WORK REQUIRED: Which lines in the records below mention the word "data"? Copy each one out.

EXERCISE MATERIAL:
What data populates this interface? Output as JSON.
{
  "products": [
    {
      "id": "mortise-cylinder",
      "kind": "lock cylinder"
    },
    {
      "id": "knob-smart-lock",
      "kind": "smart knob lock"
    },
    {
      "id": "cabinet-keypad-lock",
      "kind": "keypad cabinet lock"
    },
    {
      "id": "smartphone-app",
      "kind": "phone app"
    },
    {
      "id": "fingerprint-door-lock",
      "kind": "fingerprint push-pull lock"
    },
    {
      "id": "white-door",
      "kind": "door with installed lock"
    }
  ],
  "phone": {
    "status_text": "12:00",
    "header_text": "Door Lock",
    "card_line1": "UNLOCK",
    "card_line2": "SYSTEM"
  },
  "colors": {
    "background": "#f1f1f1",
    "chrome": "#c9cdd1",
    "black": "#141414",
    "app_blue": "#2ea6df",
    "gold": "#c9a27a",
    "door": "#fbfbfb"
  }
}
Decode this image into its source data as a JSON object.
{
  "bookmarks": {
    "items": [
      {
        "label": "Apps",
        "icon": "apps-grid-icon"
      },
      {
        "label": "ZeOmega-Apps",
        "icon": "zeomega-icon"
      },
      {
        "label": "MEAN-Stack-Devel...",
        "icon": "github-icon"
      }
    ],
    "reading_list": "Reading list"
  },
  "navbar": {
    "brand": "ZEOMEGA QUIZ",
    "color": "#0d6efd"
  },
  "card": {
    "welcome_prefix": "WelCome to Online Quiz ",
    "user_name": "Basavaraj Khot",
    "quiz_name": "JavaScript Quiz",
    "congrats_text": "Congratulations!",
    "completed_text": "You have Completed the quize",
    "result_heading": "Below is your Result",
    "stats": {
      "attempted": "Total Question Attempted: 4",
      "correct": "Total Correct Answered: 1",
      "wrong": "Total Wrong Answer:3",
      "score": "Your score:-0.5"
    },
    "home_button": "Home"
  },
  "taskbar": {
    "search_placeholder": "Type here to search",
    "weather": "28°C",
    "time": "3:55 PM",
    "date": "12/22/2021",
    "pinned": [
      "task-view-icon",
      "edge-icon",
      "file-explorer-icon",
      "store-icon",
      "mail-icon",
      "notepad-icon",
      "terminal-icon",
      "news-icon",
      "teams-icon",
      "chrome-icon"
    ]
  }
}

SOLUTION TO THE EXERCISE:
What data populates this interface? Output as JSON.
Decode this image into its source data as a JSON object.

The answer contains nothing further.